# Exercise objective:
Please reproduce the listing verbatim, without its images.

# Extracted entries:
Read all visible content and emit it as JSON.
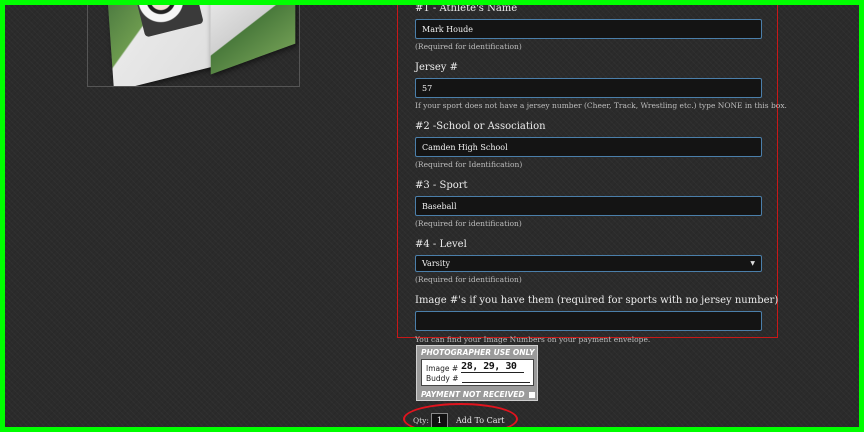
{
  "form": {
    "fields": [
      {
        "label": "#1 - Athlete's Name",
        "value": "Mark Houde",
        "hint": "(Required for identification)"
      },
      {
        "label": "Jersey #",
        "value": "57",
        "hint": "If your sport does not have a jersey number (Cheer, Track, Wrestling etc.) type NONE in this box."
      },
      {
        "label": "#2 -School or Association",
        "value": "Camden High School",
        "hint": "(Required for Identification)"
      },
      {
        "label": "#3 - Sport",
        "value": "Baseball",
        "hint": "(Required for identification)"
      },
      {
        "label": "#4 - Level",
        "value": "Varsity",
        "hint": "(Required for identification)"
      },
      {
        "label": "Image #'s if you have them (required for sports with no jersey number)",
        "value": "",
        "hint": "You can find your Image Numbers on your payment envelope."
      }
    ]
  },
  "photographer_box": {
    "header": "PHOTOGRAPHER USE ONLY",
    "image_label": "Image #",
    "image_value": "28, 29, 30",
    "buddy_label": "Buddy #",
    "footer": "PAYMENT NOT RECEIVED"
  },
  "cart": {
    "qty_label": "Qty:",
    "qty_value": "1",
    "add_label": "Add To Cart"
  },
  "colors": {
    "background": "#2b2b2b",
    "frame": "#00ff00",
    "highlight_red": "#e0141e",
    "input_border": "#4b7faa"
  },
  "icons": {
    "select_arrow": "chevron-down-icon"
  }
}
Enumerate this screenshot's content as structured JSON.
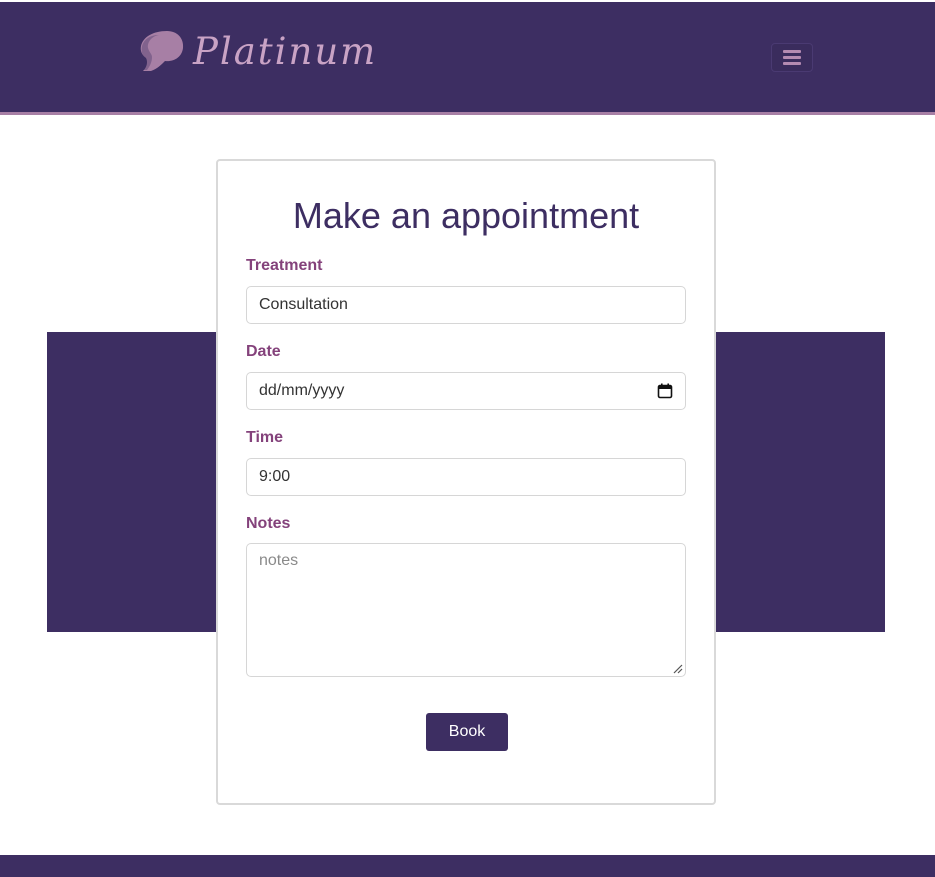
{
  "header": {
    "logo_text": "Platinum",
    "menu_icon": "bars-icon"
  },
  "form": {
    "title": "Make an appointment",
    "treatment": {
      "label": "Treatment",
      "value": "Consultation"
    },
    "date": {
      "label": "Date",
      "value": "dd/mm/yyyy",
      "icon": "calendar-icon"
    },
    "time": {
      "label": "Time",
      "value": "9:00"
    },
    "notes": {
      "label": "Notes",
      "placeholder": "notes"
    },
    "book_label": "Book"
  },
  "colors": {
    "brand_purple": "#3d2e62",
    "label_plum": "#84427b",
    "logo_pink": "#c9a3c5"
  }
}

# Solution to the problem:
Read all visible content and emit it as JSON.
{
  "form": {
    "fields": [
      {
        "label": "#1 - Athlete's Name",
        "value": "Mark Houde",
        "hint": "(Required for identification)"
      },
      {
        "label": "Jersey #",
        "value": "57",
        "hint": "If your sport does not have a jersey number (Cheer, Track, Wrestling etc.) type NONE in this box."
      },
      {
        "label": "#2 -School or Association",
        "value": "Camden High School",
        "hint": "(Required for Identification)"
      },
      {
        "label": "#3 - Sport",
        "value": "Baseball",
        "hint": "(Required for identification)"
      },
      {
        "label": "#4 - Level",
        "value": "Varsity",
        "hint": "(Required for identification)"
      },
      {
        "label": "Image #'s if you have them (required for sports with no jersey number)",
        "value": "",
        "hint": "You can find your Image Numbers on your payment envelope."
      }
    ]
  },
  "photographer_box": {
    "header": "PHOTOGRAPHER USE ONLY",
    "image_label": "Image #",
    "image_value": "28, 29, 30",
    "buddy_label": "Buddy #",
    "footer": "PAYMENT NOT RECEIVED"
  },
  "cart": {
    "qty_label": "Qty:",
    "qty_value": "1",
    "add_label": "Add To Cart"
  },
  "colors": {
    "background": "#2b2b2b",
    "frame": "#00ff00",
    "highlight_red": "#e0141e",
    "input_border": "#4b7faa"
  },
  "icons": {
    "select_arrow": "chevron-down-icon"
  }
}
Enumerate this screenshot's content as structured JSON.
{
  "header": {
    "logo_text": "Platinum",
    "menu_icon": "bars-icon"
  },
  "form": {
    "title": "Make an appointment",
    "treatment": {
      "label": "Treatment",
      "value": "Consultation"
    },
    "date": {
      "label": "Date",
      "value": "dd/mm/yyyy",
      "icon": "calendar-icon"
    },
    "time": {
      "label": "Time",
      "value": "9:00"
    },
    "notes": {
      "label": "Notes",
      "placeholder": "notes"
    },
    "book_label": "Book"
  },
  "colors": {
    "brand_purple": "#3d2e62",
    "label_plum": "#84427b",
    "logo_pink": "#c9a3c5"
  }
}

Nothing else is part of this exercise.